_Your goal:_ Your output should consist of every record, copied exactly.

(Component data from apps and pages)
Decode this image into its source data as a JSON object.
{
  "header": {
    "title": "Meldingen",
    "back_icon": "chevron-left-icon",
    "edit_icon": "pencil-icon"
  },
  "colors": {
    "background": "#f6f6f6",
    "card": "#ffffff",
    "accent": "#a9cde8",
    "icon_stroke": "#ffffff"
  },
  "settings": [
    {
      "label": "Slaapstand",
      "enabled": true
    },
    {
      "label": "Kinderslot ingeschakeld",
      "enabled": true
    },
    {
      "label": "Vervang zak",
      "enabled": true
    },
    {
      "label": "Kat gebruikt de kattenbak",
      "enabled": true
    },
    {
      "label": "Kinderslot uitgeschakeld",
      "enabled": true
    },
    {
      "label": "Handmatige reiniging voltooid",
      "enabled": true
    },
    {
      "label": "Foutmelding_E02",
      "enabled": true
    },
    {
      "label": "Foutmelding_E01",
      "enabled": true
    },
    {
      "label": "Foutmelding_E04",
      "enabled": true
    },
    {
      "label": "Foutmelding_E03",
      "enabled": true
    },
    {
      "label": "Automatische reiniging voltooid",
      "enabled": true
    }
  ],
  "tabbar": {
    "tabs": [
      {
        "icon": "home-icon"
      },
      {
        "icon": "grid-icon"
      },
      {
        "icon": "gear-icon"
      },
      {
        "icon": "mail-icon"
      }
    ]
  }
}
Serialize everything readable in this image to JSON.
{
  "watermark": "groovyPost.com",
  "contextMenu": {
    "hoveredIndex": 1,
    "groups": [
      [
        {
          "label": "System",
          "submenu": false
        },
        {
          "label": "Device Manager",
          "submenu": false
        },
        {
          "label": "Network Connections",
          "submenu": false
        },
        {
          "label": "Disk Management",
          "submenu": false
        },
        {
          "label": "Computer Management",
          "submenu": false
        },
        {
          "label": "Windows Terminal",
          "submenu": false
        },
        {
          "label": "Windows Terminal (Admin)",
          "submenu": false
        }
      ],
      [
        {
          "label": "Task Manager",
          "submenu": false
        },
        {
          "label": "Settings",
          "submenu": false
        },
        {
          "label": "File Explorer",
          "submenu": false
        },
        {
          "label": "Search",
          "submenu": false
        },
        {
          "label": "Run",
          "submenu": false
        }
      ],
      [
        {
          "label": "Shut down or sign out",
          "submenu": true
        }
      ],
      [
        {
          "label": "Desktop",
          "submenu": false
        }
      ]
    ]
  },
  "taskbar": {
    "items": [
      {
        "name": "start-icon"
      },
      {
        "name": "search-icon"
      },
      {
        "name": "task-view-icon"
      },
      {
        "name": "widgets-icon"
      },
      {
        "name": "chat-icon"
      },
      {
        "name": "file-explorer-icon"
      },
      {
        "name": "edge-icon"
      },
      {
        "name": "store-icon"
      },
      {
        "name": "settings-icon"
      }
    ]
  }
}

_Result for this exercise:_
Decode this image into its source data as a JSON object.
{
  "header": {
    "title": "Meldingen",
    "back_icon": "chevron-left-icon",
    "edit_icon": "pencil-icon"
  },
  "colors": {
    "background": "#f6f6f6",
    "card": "#ffffff",
    "accent": "#a9cde8",
    "icon_stroke": "#ffffff"
  },
  "settings": [
    {
      "label": "Slaapstand",
      "enabled": true
    },
    {
      "label": "Kinderslot ingeschakeld",
      "enabled": true
    },
    {
      "label": "Vervang zak",
      "enabled": true
    },
    {
      "label": "Kat gebruikt de kattenbak",
      "enabled": true
    },
    {
      "label": "Kinderslot uitgeschakeld",
      "enabled": true
    },
    {
      "label": "Handmatige reiniging voltooid",
      "enabled": true
    },
    {
      "label": "Foutmelding_E02",
      "enabled": true
    },
    {
      "label": "Foutmelding_E01",
      "enabled": true
    },
    {
      "label": "Foutmelding_E04",
      "enabled": true
    },
    {
      "label": "Foutmelding_E03",
      "enabled": true
    },
    {
      "label": "Automatische reiniging voltooid",
      "enabled": true
    }
  ],
  "tabbar": {
    "tabs": [
      {
        "icon": "home-icon"
      },
      {
        "icon": "grid-icon"
      },
      {
        "icon": "gear-icon"
      },
      {
        "icon": "mail-icon"
      }
    ]
  }
}
Serialize everything readable in this image to JSON.
{
  "watermark": "groovyPost.com",
  "contextMenu": {
    "hoveredIndex": 1,
    "groups": [
      [
        {
          "label": "System",
          "submenu": false
        },
        {
          "label": "Device Manager",
          "submenu": false
        },
        {
          "label": "Network Connections",
          "submenu": false
        },
        {
          "label": "Disk Management",
          "submenu": false
        },
        {
          "label": "Computer Management",
          "submenu": false
        },
        {
          "label": "Windows Terminal",
          "submenu": false
        },
        {
          "label": "Windows Terminal (Admin)",
          "submenu": false
        }
      ],
      [
        {
          "label": "Task Manager",
          "submenu": false
        },
        {
          "label": "Settings",
          "submenu": false
        },
        {
          "label": "File Explorer",
          "submenu": false
        },
        {
          "label": "Search",
          "submenu": false
        },
        {
          "label": "Run",
          "submenu": false
        }
      ],
      [
        {
          "label": "Shut down or sign out",
          "submenu": true
        }
      ],
      [
        {
          "label": "Desktop",
          "submenu": false
        }
      ]
    ]
  },
  "taskbar": {
    "items": [
      {
        "name": "start-icon"
      },
      {
        "name": "search-icon"
      },
      {
        "name": "task-view-icon"
      },
      {
        "name": "widgets-icon"
      },
      {
        "name": "chat-icon"
      },
      {
        "name": "file-explorer-icon"
      },
      {
        "name": "edge-icon"
      },
      {
        "name": "store-icon"
      },
      {
        "name": "settings-icon"
      }
    ]
  }
}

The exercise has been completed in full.